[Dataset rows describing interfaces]
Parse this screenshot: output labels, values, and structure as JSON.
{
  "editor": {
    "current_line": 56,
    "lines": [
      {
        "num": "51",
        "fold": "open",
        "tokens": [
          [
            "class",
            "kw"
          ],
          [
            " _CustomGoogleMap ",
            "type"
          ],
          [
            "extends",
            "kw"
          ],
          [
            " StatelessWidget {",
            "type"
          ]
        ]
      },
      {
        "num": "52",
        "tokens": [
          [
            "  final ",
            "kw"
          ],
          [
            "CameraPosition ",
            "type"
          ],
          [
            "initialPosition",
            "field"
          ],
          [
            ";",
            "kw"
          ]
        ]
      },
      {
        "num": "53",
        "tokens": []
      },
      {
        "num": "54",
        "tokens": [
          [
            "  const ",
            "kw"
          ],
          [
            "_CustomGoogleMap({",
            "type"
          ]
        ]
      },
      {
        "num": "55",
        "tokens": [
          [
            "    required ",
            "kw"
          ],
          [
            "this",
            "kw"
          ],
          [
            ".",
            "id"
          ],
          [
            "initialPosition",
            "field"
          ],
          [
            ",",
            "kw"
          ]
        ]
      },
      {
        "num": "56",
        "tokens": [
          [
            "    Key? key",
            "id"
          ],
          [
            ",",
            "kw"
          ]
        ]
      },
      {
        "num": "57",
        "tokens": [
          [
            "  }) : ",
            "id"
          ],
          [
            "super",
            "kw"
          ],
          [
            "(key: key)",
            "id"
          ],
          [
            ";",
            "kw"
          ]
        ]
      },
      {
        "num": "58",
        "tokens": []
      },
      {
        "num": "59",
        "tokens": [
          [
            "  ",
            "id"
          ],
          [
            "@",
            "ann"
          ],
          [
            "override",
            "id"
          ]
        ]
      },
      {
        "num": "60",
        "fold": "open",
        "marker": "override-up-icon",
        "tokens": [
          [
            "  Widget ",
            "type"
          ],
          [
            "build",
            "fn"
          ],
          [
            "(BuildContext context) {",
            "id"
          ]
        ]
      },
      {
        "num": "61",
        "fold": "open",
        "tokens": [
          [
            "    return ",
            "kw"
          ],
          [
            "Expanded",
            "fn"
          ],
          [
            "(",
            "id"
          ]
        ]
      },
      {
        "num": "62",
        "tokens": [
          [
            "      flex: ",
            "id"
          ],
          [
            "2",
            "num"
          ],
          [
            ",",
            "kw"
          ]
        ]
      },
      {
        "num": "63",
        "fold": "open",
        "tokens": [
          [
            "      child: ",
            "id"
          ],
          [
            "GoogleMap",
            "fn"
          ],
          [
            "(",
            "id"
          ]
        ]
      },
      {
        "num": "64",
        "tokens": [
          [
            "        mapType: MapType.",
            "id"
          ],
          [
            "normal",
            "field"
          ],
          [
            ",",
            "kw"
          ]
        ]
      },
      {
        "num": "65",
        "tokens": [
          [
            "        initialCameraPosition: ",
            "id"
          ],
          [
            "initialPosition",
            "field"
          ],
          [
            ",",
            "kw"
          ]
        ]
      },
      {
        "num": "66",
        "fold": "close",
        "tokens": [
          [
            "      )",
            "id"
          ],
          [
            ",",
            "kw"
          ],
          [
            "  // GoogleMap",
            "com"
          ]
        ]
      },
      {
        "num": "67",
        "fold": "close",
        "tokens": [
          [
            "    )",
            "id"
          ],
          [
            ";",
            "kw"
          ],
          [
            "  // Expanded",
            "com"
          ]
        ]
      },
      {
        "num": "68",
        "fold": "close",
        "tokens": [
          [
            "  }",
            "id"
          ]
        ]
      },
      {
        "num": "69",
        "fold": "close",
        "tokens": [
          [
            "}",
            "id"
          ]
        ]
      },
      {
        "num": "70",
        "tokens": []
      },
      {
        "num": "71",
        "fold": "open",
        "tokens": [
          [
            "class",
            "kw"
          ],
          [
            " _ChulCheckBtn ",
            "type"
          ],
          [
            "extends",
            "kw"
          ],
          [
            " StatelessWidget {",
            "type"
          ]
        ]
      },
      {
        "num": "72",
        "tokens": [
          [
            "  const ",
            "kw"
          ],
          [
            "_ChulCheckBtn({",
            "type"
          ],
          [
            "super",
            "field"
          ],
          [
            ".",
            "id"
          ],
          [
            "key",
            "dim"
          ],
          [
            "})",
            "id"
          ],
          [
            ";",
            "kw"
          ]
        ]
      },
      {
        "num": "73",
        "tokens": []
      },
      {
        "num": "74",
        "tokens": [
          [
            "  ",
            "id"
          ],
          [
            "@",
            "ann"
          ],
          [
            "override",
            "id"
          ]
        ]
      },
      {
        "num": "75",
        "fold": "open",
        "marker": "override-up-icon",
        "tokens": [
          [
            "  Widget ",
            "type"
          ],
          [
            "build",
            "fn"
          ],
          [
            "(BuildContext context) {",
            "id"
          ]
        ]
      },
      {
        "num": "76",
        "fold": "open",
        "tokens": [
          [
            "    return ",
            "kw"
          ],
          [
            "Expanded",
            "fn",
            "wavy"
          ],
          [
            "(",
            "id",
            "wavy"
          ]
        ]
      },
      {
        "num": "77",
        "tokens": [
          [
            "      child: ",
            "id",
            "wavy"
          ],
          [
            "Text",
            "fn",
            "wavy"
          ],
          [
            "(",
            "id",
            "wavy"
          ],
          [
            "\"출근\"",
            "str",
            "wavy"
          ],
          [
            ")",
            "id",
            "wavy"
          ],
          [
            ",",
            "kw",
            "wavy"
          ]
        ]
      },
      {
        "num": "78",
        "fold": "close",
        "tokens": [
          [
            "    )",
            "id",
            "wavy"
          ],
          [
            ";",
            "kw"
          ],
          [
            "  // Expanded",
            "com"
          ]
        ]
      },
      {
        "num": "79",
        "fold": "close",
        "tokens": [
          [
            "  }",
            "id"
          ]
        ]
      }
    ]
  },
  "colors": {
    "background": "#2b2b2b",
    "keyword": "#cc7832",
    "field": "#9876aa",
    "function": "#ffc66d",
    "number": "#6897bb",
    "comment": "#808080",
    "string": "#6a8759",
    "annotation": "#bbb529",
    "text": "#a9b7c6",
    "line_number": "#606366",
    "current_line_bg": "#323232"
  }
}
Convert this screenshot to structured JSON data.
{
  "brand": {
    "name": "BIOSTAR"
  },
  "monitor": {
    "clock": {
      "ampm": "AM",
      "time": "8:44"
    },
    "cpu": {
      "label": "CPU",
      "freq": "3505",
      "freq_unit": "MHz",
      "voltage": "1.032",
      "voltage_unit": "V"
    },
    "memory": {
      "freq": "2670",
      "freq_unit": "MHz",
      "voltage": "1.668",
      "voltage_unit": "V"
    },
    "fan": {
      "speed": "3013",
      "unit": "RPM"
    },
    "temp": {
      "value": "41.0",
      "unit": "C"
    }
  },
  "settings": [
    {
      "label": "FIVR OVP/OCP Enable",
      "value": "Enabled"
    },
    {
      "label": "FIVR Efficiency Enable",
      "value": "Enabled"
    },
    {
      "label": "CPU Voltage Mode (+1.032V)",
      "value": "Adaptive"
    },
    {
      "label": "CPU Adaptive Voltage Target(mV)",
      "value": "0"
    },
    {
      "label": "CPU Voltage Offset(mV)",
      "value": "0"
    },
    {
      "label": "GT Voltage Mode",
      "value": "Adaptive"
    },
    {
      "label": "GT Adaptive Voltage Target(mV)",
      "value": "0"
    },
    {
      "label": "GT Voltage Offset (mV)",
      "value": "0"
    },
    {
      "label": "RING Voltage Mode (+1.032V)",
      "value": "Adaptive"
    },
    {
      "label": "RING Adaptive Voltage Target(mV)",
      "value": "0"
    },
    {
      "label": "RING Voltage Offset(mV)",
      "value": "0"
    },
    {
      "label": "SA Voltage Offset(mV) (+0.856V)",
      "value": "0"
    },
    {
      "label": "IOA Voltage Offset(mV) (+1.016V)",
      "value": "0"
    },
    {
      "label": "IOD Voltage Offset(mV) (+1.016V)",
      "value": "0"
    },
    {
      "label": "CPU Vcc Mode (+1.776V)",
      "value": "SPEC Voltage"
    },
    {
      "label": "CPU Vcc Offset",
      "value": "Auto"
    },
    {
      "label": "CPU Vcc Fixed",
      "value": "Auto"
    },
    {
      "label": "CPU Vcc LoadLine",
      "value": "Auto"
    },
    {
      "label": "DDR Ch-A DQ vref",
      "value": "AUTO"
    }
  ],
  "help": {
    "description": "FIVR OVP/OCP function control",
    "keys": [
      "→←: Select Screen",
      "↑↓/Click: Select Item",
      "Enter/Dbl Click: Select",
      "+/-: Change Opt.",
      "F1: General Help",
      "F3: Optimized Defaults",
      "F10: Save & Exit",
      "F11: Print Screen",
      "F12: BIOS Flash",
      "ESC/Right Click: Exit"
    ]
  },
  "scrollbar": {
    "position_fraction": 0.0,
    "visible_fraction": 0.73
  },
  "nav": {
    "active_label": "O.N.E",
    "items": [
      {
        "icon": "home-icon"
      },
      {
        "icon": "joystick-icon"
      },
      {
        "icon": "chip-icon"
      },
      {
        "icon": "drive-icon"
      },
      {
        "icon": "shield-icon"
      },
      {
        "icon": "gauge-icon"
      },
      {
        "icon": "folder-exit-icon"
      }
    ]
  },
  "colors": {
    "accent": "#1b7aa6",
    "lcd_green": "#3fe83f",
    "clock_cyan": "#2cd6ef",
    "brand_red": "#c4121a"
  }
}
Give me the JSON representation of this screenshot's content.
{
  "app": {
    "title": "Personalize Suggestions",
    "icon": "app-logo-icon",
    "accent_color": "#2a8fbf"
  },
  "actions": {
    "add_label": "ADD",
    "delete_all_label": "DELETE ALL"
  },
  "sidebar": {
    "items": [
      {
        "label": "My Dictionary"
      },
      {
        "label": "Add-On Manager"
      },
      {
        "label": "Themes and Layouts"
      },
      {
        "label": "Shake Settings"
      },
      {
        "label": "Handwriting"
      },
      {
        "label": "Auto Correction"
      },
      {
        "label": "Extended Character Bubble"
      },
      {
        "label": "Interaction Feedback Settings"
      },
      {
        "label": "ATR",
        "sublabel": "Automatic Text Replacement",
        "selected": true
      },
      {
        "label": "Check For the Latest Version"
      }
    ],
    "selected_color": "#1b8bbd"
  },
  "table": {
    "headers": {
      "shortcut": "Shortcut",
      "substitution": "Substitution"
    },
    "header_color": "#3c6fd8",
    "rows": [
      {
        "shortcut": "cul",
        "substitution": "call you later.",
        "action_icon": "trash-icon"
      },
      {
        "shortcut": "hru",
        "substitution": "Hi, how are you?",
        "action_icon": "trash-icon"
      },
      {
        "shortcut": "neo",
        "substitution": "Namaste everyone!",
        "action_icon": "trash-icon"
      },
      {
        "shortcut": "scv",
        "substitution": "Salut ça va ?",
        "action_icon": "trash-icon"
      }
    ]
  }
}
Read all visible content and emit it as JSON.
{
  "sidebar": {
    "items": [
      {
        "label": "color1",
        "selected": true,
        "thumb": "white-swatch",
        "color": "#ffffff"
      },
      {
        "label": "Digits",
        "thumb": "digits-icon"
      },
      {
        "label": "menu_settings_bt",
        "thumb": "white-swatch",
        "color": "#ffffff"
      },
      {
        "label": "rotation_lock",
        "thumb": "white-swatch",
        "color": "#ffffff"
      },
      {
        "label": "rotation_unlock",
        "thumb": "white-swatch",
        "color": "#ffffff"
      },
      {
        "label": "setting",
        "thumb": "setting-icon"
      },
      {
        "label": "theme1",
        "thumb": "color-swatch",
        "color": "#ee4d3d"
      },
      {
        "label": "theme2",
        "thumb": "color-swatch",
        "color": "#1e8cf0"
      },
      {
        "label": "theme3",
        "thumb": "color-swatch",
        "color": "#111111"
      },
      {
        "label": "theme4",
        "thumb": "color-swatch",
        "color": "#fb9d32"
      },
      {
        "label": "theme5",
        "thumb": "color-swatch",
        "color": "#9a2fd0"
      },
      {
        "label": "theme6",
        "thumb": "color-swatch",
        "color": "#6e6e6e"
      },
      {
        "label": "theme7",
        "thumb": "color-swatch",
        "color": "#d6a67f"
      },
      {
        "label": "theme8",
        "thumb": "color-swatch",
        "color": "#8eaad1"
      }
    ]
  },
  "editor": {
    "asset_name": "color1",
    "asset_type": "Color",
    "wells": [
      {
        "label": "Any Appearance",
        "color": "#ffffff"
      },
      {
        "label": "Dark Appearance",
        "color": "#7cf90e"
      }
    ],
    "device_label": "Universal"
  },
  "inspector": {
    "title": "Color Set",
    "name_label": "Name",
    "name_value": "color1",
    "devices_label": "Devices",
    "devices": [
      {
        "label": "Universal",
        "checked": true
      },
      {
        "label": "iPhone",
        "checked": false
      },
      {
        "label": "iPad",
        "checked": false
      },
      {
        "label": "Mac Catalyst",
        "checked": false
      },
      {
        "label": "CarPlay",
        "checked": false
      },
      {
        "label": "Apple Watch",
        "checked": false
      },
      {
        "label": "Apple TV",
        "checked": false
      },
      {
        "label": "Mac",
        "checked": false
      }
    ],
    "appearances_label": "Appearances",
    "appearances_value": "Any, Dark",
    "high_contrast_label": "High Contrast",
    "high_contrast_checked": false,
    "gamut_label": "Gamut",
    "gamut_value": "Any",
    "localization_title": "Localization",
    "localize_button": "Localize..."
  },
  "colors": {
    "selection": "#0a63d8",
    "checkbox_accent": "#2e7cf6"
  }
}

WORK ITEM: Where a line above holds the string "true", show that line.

SOLUTION FOR THIS EXERCISE:
        "selected": true
        "selected": true,
        "checked": true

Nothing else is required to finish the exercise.